Apart from the absence of global warming talk, the energy/environment highlight of the weekend was, without a doubt, an informative discussion on the President’s new anti-energy policy for Alaska on Saturday’s McLaughlin Group. The smart segment led off the program, and aptly demonstrates why the show is the finest of the remaining weekend political broadcasts. I’ve reposted video and the opening of the transcript after the break. I recommend at least reading the excerpt from the transcript; it lends a concise history of the issue. [click to continue…]

With the recent addition of Chris Mooney as an energy/environment beat reporter, the Washington Post continued its unfortunate habit of hiring partisan bloggers to perform supposedly straight journalism. Mooney’s previous stops include DeSmogBlog, American Prospect, and Mother Jones; more to the point, he wears his progressivism on his sleeve. Now, he’s reporting on energy and environment issues for the primary newspaper read by U.S. policymakers. In the formatted brackets below, I’ve fisked the opening of a piece he wrote last week, starting with the title:

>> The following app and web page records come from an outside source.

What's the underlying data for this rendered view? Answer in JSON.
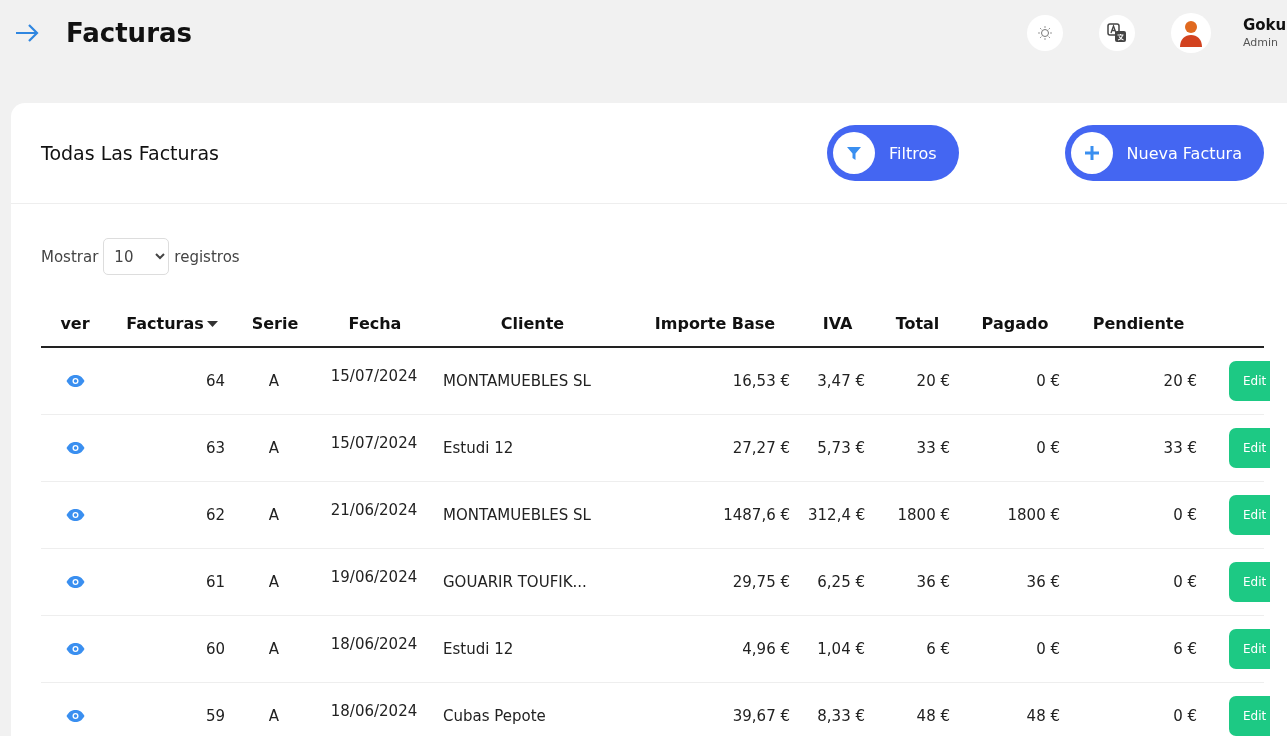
{
  "header": {
    "title": "Facturas",
    "user": {
      "name": "Goku",
      "role": "Admin"
    }
  },
  "card": {
    "title": "Todas Las Facturas",
    "filter_button": "Filtros",
    "new_button": "Nueva Factura"
  },
  "page_size": {
    "label_before": "Mostrar",
    "value": "10",
    "label_after": "registros"
  },
  "table": {
    "columns": [
      {
        "label": "ver",
        "sorted": false
      },
      {
        "label": "Facturas",
        "sorted": true
      },
      {
        "label": "Serie",
        "sorted": false
      },
      {
        "label": "Fecha",
        "sorted": false
      },
      {
        "label": "Cliente",
        "sorted": false
      },
      {
        "label": "Importe Base",
        "sorted": false
      },
      {
        "label": "IVA",
        "sorted": false
      },
      {
        "label": "Total",
        "sorted": false
      },
      {
        "label": "Pagado",
        "sorted": false
      },
      {
        "label": "Pendiente",
        "sorted": false
      }
    ],
    "rows": [
      {
        "number": "64",
        "serie": "A",
        "fecha": "15/07/2024",
        "cliente": "MONTAMUEBLES SL",
        "importe_base": "16,53 €",
        "iva": "3,47 €",
        "total": "20 €",
        "pagado": "0 €",
        "pendiente": "20 €",
        "action": "Edit"
      },
      {
        "number": "63",
        "serie": "A",
        "fecha": "15/07/2024",
        "cliente": "Estudi 12",
        "importe_base": "27,27 €",
        "iva": "5,73 €",
        "total": "33 €",
        "pagado": "0 €",
        "pendiente": "33 €",
        "action": "Edit"
      },
      {
        "number": "62",
        "serie": "A",
        "fecha": "21/06/2024",
        "cliente": "MONTAMUEBLES SL",
        "importe_base": "1487,6 €",
        "iva": "312,4 €",
        "total": "1800 €",
        "pagado": "1800 €",
        "pendiente": "0 €",
        "action": "Edit"
      },
      {
        "number": "61",
        "serie": "A",
        "fecha": "19/06/2024",
        "cliente": "GOUARIR TOUFIK...",
        "importe_base": "29,75 €",
        "iva": "6,25 €",
        "total": "36 €",
        "pagado": "36 €",
        "pendiente": "0 €",
        "action": "Edit"
      },
      {
        "number": "60",
        "serie": "A",
        "fecha": "18/06/2024",
        "cliente": "Estudi 12",
        "importe_base": "4,96 €",
        "iva": "1,04 €",
        "total": "6 €",
        "pagado": "0 €",
        "pendiente": "6 €",
        "action": "Edit"
      },
      {
        "number": "59",
        "serie": "A",
        "fecha": "18/06/2024",
        "cliente": "Cubas Pepote",
        "importe_base": "39,67 €",
        "iva": "8,33 €",
        "total": "48 €",
        "pagado": "48 €",
        "pendiente": "0 €",
        "action": "Edit"
      }
    ]
  }
}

Title: “The Climate Debate Is Brutal and Dysfunctional, But There’s Still a Way Out”
by Chris Mooney, 29 January 2015

[The article title seemingly bemoans the “brutal and dysfunctional” state of the climate debate. But does Mooney have a leg to stand on? This is, after all, the ultra-partisan author of The Republican War on Science and The Republican Brain: The Science of Why They Deny Science – and Reality. In the latter, Mooney makes the “scientific” case why Republicans are scientifically illiterate. Thanks to this body of divisive work, no one has done more to render the climate debate “brutal and dysfunctional” than Mooney.]

As we watch the new GOP-controlled Congress clash over the Keystone XL pipeline, it’s rather depressing to realize that this is just the beginning of the pitched, drag-out battles to come over climate change in the next two years.

[Where’s the “clash over the Keystone Pipeline”? The GOP-controlled Senate just engineered a filibuster-proof, bipartisan majority to pass a bill that would force approval of the “dirty” Keystone pipeline. Nine Democrats voted for the bill–about 20% of the party’s Senate caucus. In passing the bill, the new majority afforded the minority a procedural openness long unseen in the upper congressional chamber during the reign of Harry Reid and his party. This is hardly a “clash”! Mooney’s opening sentence foreshadows a problem with his post: contrary to what he’d have the reader believe, all the evidence suggests that opposition to climate change mitigation policy is healthily bipartisan in the U.S. Congress (see below)] [click to continue…]

Cooler Heads Digest 30 January 2015